However, a higher mean gender pay gap indicates that the CII’s ‘data is skewed’, according to HR director

The Chartered Insurance Institute (CII) has reported declines in its median gender and ethnicity pay gaps for 2022 – however, its chief executive has warned that there is still “more to be done”.

The professional body’s median gender pay gap – relating to the difference between male and female employees’ hourly pay - stood at 9.31% for 2022, in favour of male staff. This is the lowest recorded figure for this metric since the organisation began reporting this data in 2019.

On the flip side, however, its mean gender pay gap has worsened between 2021 and 2022, indicating that male employees at the CII are paid 21.19% more than female staff. The CII attributed this to the fact that fewer males are employed in lower and middle quartile pay roles.

Despite the change in the CII’s mean gender pay gap, 2022’s figure is still lower than the 28% differential it recorded back in 2017.

In terms of its median ethnicity pay gap – a figure which the CII is reporting for the first time this year - the CII has seen this improve from 14.1% in 2021 to 9.9% this year.

Commenting on this data, Caren Thomas, human resources director at the CII Group, said: “[While] there is a positive trend in the form of a narrowing gender pay gap at the median, the mean gender pay gap has widened. The variance between the mean and median hourly pay rate gaps indicates that our data is skewed.

“We had an equal number of female and male employees on our executive leadership team in April 2022. More roles on the senior leadership team were occupied by males, with females occupying a higher proportion of our entry level and coordinator roles.

“As a result, the proportion of male employees increases as we head from the lower middle towards the highest pay quartile and the proportion of female employees decreases.”

Mean and median data on the CII Group’s pension gap shows an increase in 2022 compared to 2021.

The mean pension gap – depicting the difference between male and female employees’ pension pots – indicates that men working at the CII have 13.46% more retirement savings than their female counterparts in 2022. This compares to a 7.35% differential last year.

Ethnicity pay differences

The CII’s mean ethnicity pay gap, meanwhile, has nearly halved year-on-year, falling to 13.1% in 2022.

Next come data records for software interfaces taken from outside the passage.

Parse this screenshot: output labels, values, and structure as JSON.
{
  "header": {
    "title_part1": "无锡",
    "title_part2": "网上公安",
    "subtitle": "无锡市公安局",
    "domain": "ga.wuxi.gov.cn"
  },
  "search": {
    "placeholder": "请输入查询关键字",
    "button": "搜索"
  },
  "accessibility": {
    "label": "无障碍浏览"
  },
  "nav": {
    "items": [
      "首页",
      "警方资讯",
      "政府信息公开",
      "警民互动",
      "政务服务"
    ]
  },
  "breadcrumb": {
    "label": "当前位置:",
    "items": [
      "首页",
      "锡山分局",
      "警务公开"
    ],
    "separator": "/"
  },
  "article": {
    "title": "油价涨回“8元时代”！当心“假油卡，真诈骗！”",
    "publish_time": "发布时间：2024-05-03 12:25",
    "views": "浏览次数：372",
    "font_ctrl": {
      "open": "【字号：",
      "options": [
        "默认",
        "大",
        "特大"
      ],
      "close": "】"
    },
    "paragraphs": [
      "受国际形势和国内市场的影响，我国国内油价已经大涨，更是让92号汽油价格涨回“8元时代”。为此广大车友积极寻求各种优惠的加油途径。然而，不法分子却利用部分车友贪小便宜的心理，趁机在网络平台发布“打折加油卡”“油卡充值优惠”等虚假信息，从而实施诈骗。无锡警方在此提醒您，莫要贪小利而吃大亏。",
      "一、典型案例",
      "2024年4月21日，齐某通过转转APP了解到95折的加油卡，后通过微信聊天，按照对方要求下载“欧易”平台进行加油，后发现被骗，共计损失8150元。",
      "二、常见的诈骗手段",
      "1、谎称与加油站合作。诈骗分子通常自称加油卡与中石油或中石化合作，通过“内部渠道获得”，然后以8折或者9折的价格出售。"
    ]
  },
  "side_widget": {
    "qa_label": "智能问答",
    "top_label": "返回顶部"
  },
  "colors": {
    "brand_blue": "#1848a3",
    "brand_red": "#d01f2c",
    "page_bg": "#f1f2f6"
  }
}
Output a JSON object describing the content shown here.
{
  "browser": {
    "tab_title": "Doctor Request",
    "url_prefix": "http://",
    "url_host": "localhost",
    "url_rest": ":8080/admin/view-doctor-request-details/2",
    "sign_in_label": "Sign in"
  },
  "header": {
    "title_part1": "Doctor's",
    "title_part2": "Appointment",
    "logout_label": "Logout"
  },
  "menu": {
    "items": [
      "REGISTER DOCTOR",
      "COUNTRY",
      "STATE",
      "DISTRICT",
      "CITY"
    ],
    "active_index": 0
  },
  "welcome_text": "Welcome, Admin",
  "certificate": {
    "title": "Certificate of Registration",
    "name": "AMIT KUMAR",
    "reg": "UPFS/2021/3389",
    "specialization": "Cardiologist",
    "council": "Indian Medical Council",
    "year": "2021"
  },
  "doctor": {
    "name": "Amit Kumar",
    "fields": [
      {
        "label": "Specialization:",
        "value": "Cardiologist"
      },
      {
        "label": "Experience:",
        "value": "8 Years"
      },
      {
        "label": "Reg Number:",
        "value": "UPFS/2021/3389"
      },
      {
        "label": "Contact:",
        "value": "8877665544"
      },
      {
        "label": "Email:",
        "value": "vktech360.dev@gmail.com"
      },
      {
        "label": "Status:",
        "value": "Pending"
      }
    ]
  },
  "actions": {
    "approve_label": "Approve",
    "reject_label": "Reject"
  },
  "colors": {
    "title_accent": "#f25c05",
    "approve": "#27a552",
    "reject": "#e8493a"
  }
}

Thomas continued: “We were pleased to see a further narrowing of our ethnicity pay gap at both the mean and median.

“However, we remain mindful that the majority of our ethnic minority employees are concentrated in the lower to lower middle pay quartiles, with just 19% in the upper pay quartile.

“Improving ethnic diversity at senior levels within our organisation remains an important objective of the CII Group.”

The organisation’s gender pay gap data is based on 203 individuals employed by the CII Group in April 2022, while the ethnicity pay gap data reflects information provided by 177 individuals in April 2022. It published these figures on 30 November 2022.

Improving diversity

Alan Vallance, chief executive of the CII, said that while progress was being made overall, the organisation was determined to go further.

“We choose to publish this data despite our headcount being below the required reporting threshold [of 250] because we believe it’s the right thing to do,” he added.

“It is reassuring to see further improvement in these latest figures, while recognising that small changes in our employee composition can make a significant difference to these important measures, which we must bear in mind when making historical comparisons.

“There is clearly more to be done and we will continue to take positive action in collaboration with other organisations to improve diversity across our sector.”